Problem to solve: Filter the entries down to the lines containing "this", and copy those lines.

Material to process:

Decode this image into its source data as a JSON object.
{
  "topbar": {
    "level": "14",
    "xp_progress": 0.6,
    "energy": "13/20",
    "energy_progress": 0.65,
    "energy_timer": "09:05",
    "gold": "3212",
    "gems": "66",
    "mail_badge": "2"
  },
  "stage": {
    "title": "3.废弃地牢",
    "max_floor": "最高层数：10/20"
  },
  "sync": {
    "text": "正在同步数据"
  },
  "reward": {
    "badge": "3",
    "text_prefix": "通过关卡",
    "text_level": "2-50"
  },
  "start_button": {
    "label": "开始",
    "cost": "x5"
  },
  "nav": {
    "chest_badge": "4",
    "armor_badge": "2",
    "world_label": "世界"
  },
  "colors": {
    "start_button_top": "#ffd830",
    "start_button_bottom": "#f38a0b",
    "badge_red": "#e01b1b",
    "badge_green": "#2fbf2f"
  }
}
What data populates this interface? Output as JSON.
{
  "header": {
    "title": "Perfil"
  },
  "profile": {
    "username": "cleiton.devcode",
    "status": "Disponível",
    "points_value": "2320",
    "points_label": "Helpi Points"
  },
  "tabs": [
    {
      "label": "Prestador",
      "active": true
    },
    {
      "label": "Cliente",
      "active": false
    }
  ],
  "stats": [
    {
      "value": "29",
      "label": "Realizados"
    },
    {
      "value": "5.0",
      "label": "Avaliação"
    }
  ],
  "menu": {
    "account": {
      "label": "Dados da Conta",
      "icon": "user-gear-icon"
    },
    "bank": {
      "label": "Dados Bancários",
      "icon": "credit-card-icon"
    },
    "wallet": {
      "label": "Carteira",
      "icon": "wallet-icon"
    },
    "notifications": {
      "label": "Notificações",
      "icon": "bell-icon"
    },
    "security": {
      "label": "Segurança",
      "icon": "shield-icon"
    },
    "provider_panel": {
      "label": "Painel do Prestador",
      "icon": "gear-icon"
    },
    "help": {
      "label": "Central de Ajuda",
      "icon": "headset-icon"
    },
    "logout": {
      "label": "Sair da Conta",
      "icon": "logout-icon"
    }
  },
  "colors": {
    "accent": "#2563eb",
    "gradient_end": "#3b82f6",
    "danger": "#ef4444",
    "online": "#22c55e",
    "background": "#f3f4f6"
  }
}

Response to the exercise:
Decode this image into its source data as a JSON object.
What data populates this interface? Output as JSON.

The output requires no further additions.